The iHealth Wave is a swimming and fitness tracker which does more than monitor the metrics of performance in the pool as with many of the other trackers. The iHealth records various aspects of pool performance such as;
- Stroke type
- Number of strokes
- Amount of calories burnt
This is as an addition to the other functionalities such as sleep monitoring and step counting. All this provides an all-round look of both day and night activity.
The device is priced at $79.99 at the time of this review which is both affordable and competitive against the current competition. The immediate comparison for this device include trackers such as Moov Now and Misfit Speedo Shine. The major distinction about the Wave is that it offers the user a screen from where one can monitor progress while wearing the device on the wrist. Although there are some dedicated watches for swimming such as Poolmate Pro and Garmin Swim, they fall short in offering tracking ability for daily activities.
For a more in-depth look, let’s explore the following aspects of the Wave
- Activity tracking
- Battery life
Design of the Wave
The wave comes with a sporty look that looks and feels robust, solid and generally a well-built wear. It does not scream style or elegance but it offers a good sports feel and look. The strap is made out of silicone which is comparable to the one on Fitbit Charge and Charge HR and also a buckle that is watch-like and not too big for the wrist. The package comes with a blue and black option and switching between the two is fairly simple i.e. the strap is pulled above the screen. At the front mid-section is a mirror-like OLED touchscreen which means it is somehow difficult to view the screen outdoors but it’s perfect while underwater and indoors. The screen is large enough to present data although not all of it is utilized which can be disappointing. The device offers gesture support where you can turn display on and switch through screens by simply flicking your wrist although this need to be vigorous so as to work. The charging port is at the back of the screen and it clips at the back of the charger to secure the device. Wearing it often is not a problem as its light is not damaging and no issues of skin irritation have been reported. It’s also quite light.
The data collected by the Wave is stored in a smartphone app which is compatible with iPhone and Android, 6.0 and 4.4 and above respectively. The app enables the user to view data in progress graphs and trends while also showing a list of activities. A drop down menu at the left has vitals and a collection of readings. It also displays weight, blood pressure and allows the user set targets and alarms on top of switching to swim mode in the settings section. The app is generally slick but more integration of data as offered by other apps would be better.

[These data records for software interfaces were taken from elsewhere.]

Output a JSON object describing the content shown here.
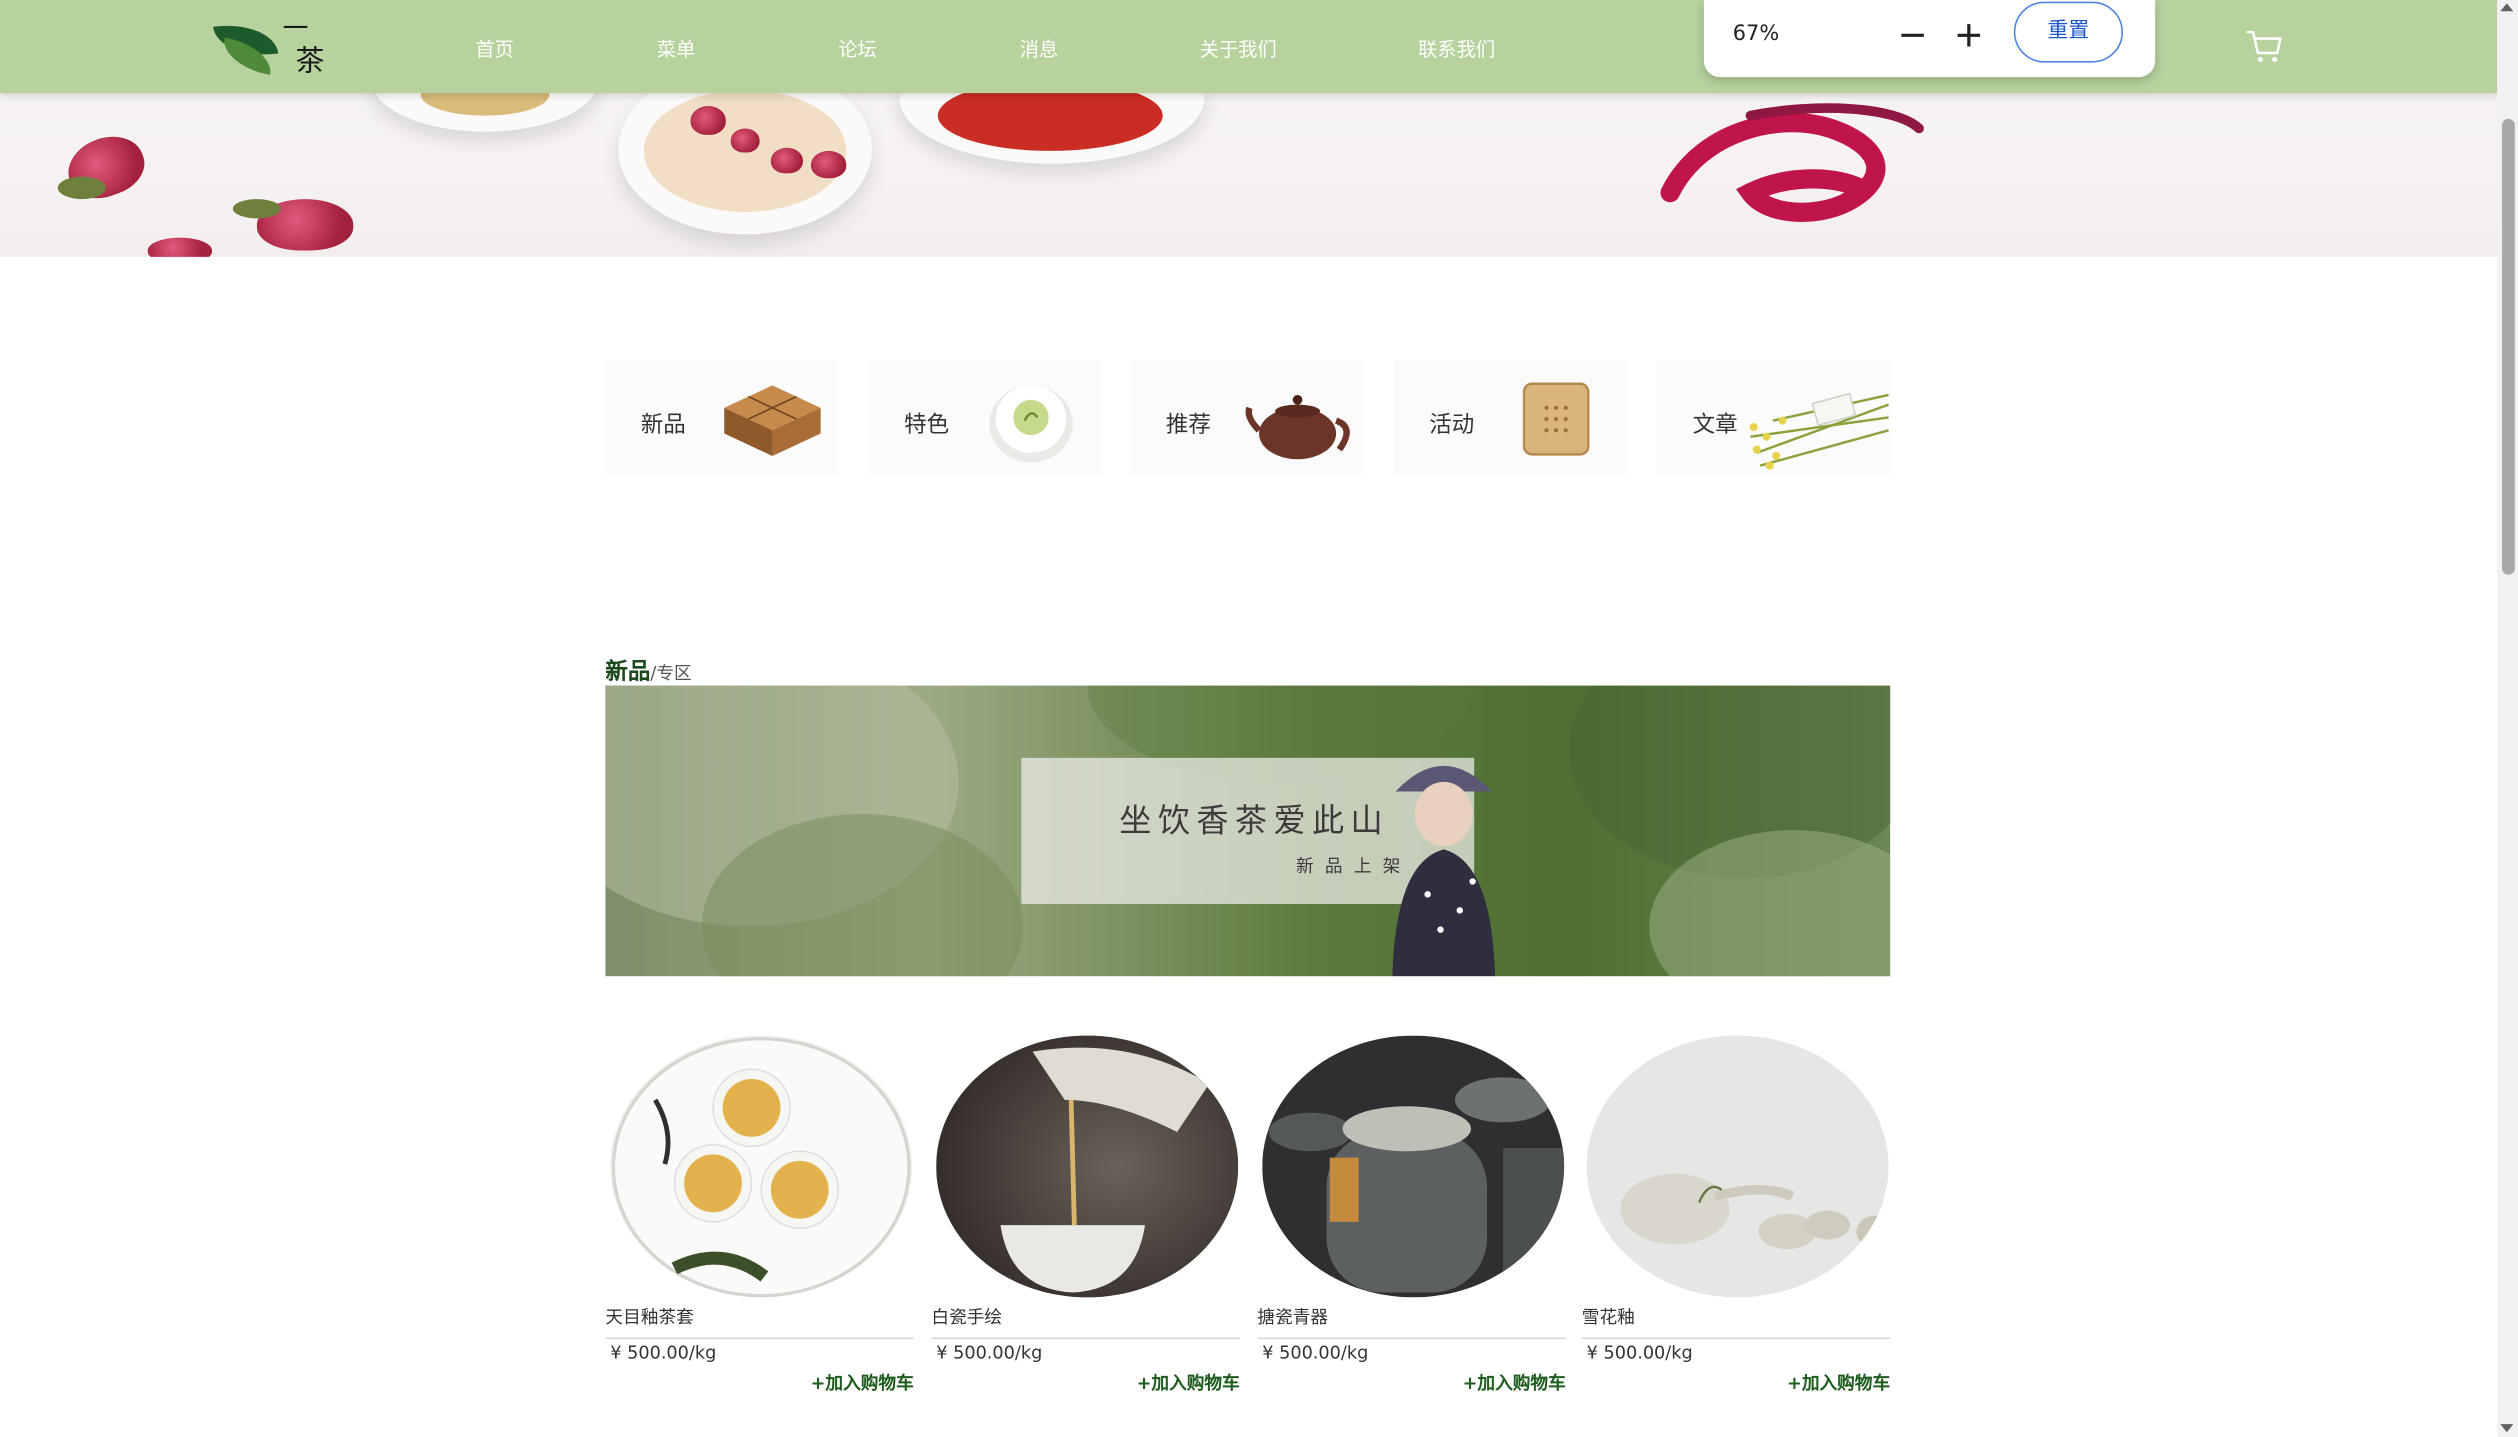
{
  "nav": {
    "logo_text_1": "一",
    "logo_text_2": "茶",
    "items": [
      "首页",
      "菜单",
      "论坛",
      "消息",
      "关于我们",
      "联系我们"
    ]
  },
  "zoom": {
    "level": "67%",
    "reset_label": "重置"
  },
  "categories": [
    {
      "label": "新品",
      "icon": "tea-brick-icon"
    },
    {
      "label": "特色",
      "icon": "tea-cup-icon"
    },
    {
      "label": "推荐",
      "icon": "teapot-icon"
    },
    {
      "label": "活动",
      "icon": "wooden-box-icon"
    },
    {
      "label": "文章",
      "icon": "herb-bundle-icon"
    }
  ],
  "section": {
    "title_main": "新品",
    "title_sub": "/专区",
    "banner_slogan": "坐饮香茶爱此山",
    "banner_tag": "新品上架"
  },
  "products": [
    {
      "name": "天目釉茶套",
      "price": "¥ 500.00/kg",
      "action": "+加入购物车"
    },
    {
      "name": "白瓷手绘",
      "price": "¥ 500.00/kg",
      "action": "+加入购物车"
    },
    {
      "name": "搪瓷青器",
      "price": "¥ 500.00/kg",
      "action": "+加入购物车"
    },
    {
      "name": "雪花釉",
      "price": "¥ 500.00/kg",
      "action": "+加入购物车"
    }
  ],
  "colors": {
    "nav_bg": "#b7d29d",
    "accent_green": "#1d5c1d",
    "zoom_reset_border": "#4f86e0"
  }
}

Tracking of Activity
The biggest feature of the Wave is swim tracking which needs to be activated in the smartphone app. Although there is a lag of about a minute or so in detecting start of swimming, it flashes an icon on the display to indicate tracking has begun. The display only shows the duration while more data is only accessible after syncing with the app. The app then displays;
- Number of strokes

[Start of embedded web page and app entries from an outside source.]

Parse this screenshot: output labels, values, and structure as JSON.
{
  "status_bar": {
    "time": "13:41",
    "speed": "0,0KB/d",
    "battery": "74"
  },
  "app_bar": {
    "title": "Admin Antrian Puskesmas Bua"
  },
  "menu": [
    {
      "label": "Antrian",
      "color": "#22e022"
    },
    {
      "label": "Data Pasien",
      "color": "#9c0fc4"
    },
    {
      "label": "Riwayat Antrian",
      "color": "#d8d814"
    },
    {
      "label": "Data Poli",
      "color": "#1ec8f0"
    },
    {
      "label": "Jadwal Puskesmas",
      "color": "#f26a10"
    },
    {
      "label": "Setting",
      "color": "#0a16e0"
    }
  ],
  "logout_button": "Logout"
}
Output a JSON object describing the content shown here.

- Strokes in a minute
- Calorie burn
- Type of stroke i.e. (freestyle, backstroke, breaststroke and others)
Data recorded on the iHealth app varies when compared to other apps such as TomTom Spark such as stroke count in a minute, calorie burn and duration which is a direct result of the slow detection of swim activity. Despite the small inaccuracy, the device performance is above standard.
Regarding activity tracking, the Wave does a commendable job by displaying the following;

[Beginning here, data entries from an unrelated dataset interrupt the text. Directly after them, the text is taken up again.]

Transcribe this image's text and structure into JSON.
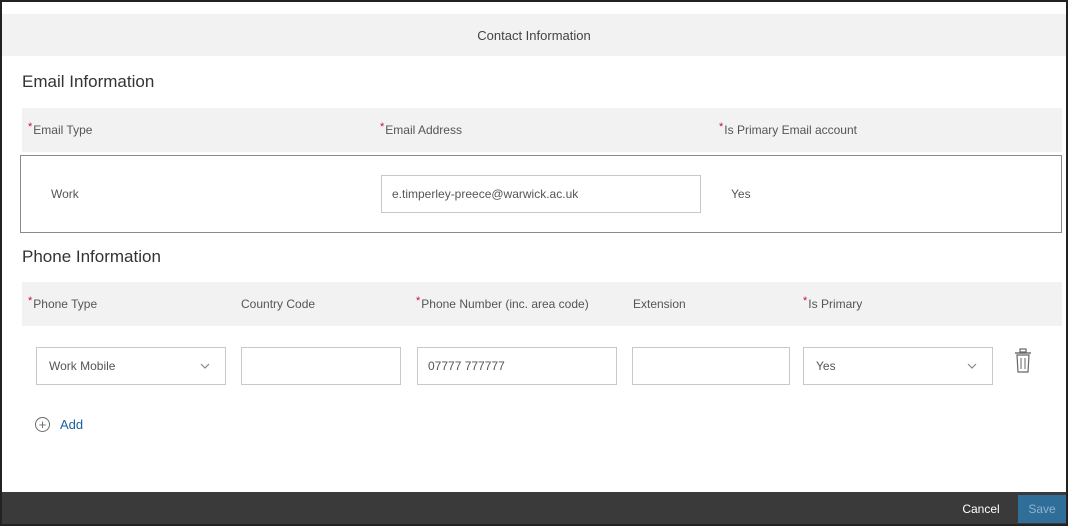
{
  "dialog": {
    "title": "Contact Information"
  },
  "email": {
    "section_title": "Email Information",
    "headers": {
      "type": "Email Type",
      "address": "Email Address",
      "primary": "Is Primary Email account"
    },
    "row": {
      "type": "Work",
      "address": "e.timperley-preece@warwick.ac.uk",
      "primary": "Yes"
    }
  },
  "phone": {
    "section_title": "Phone Information",
    "headers": {
      "type": "Phone Type",
      "country_code": "Country Code",
      "number": "Phone Number (inc. area code)",
      "extension": "Extension",
      "primary": "Is Primary"
    },
    "row": {
      "type": "Work Mobile",
      "country_code": "",
      "number": "07777 777777",
      "extension": "",
      "primary": "Yes"
    }
  },
  "actions": {
    "add_label": "Add",
    "cancel_label": "Cancel",
    "save_label": "Save"
  },
  "icons": {
    "dropdown": "chevron-down-icon",
    "delete": "trash-icon",
    "add": "plus-circle-icon"
  },
  "colors": {
    "required": "#c8102e",
    "link": "#1a5f9e",
    "footer": "#3a3a3a",
    "save_button": "#2f6e99"
  }
}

- Count of steps
- Calories burnt
- Daily target progress
The Wave has a downside in accuracy which has to do with algorithm but it is key that the swim mode is deactivated when not swimming to avoid misleading tracking. When the swim mode is left on, activities such as walking are recorded as a workout while gym workout is recorded as swimming. Despite that, the Wave offers most probably the best inactivity alarm to remind you to be active by vibrating upon prolonged inactivity.
Battery life of the Wave
The Wave can remain powered for up to two weeks which is quite impressive. However, this is dependent on how frequent the swim mode is activated and the use of inactivity and silent alarm. Swimming for an average of 45 minute regularly will reduce the span to about a week which is still impressive.
The iHealth Wave is an impressive device in all aspects of fitness tracking although not necessarily unique. The focus is however on pool tracking performance where it clearly offers more value than other devices in the same price range. Despite accuracy issues and the omission of distance recording, the iHealth Wave is a perfect companion to casual swimmers.